Which is sort of like claiming that cell phones are a luxury for the rich and famous to have in their cars…
You fall prey to the tyranny of choice—the idea that people, when faced with too many options, find it harder to make a selection. Match knows what’s right for you—even if it doesn’t really know you.
In spite of all the technological hoohah, familiar patterns do prevail: empathy breeds intimacy, expectation alienates, safety fosters communication, silence inspires defensiveness, the more things change, the more they stay the same: The process of selecting and securing a partner, whether for conceiving and rearing children, or for enhancing one’s socioeconomic standing, or for attempting motel-room acrobatics, or merely for finding companionship in a cold and lonely universe, is as consequential as it can be inefficient or irresolute.
Lives hang in the balance, and yet we have typically relied for our choices on happenstance—offhand referrals, late nights at the office, or the dream of meeting cute.
Of course, some might even argue that social media was invented in the service of love – and not of the friendship variety – that the pool all of us Facebookers are swimming in is heart-shaped and has been from the beginning.

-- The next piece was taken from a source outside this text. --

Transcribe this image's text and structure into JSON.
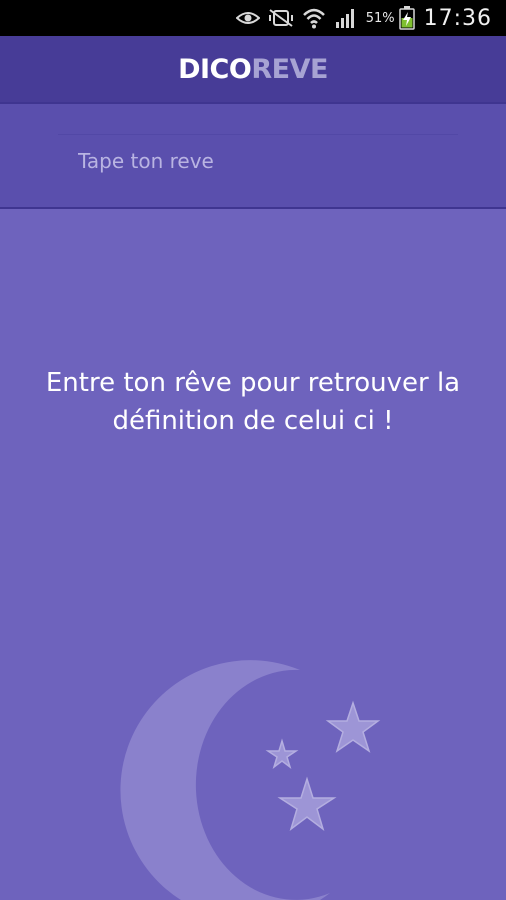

Be that as it may, The New Yorker published a lengthy, um, “profile” of the online dating world last week, looking not only at the major sites, but the people behind those sites (and their own dating histories).